I find that writing is like performing on paper. It’s not a spontaneous exercise, rather, it’s a planned excursion into imagination. When it’s writing that mean’s a great deal to you it’s very difficult. There is always frustration because it’s never quite what you want it to be.
Writing for fun, on the other hand, can be easy and satisfying. If one isn’t impassioned about a subject, then how to get the sweet pleasure of writing? Just start. I find that I must first put something on the page, either a title or the date. What next? Choose a place: (kitchen, Paris, restaurant, tunnel) any place at all.
Choose a time: (sunrise, 1857, wartime) any time. Choose an action: (guitar strummed, speeding car, cooking) any action. With any three, you should be able to conjure scenes of interest and dialogue to reveal facts.
For instance, if I take Paris, sunrise, and speeding car, what can I do?
The sky was promising that sunrise was on its way at last. Lise Grondin sped through the streets as fast as her little R5 would take her. At this hour, the usual Paris traffic glut was just getting started, and she hoped to clear the city limits in time to meet Jeff Hebert for lunch in Honfleur.

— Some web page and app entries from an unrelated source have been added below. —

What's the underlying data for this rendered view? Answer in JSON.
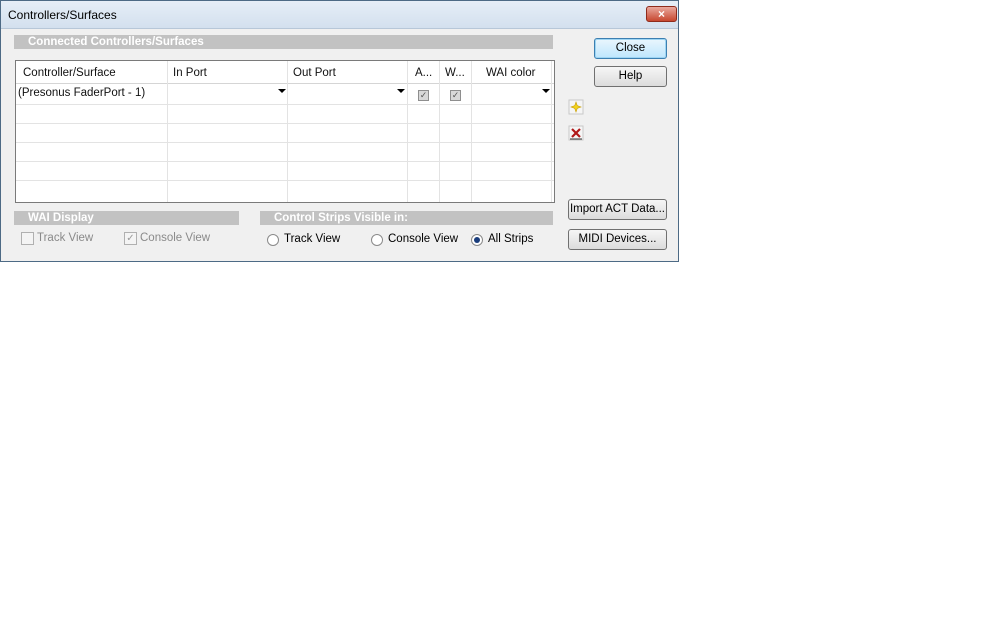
{
  "window": {
    "title": "Controllers/Surfaces",
    "close_glyph": "×"
  },
  "connected": {
    "section_title": "Connected Controllers/Surfaces",
    "columns": [
      "Controller/Surface",
      "In Port",
      "Out Port",
      "A...",
      "W...",
      "WAI color"
    ],
    "rows": [
      {
        "controller": "(Presonus FaderPort - 1)",
        "in_port": "",
        "out_port": "",
        "a_checked": true,
        "w_checked": true,
        "wai_color": ""
      }
    ]
  },
  "side_buttons": {
    "close": "Close",
    "help": "Help",
    "import": "Import ACT Data...",
    "midi": "MIDI Devices..."
  },
  "tool_icons": {
    "add": "add-controller-icon",
    "delete": "delete-controller-icon"
  },
  "wai_display": {
    "title": "WAI Display",
    "track_view": "Track View",
    "console_view": "Console View",
    "track_checked": false,
    "console_checked": true
  },
  "control_strips": {
    "title": "Control Strips Visible in:",
    "options": [
      "Track View",
      "Console View",
      "All Strips"
    ],
    "selected": "All Strips"
  }
}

Obviously, one could continue in any way they wish. The speeding car could crash, or be stopped by police, making her late. Who is she meeting and why she is rushing – that’s where the author comes in. It’s up to the creator to create. Writing is not just well assembled words – writing is story telling.
Some people have difficulty developing good names for characters. My tip: watch the credits on movies. You’ll see hundreds of names from behind the cameras. Usually, the names have great variety: male, female, every ethnicity, all you need. The credits from one major movie could provide names for 11 books. Just switch around some of the given names to other surnames, and you’re in business.
Good writing is a gift, and if you ain’t got it, you might have to stick with catalogue captions and business reports. However, if you have a good story inside you, write it. Pay attention to the subtleties of language and grammar in dialogue. A Kentucky farmer and a Chicago merchant will speak very differently from each other.
Lemme know how it works out for you.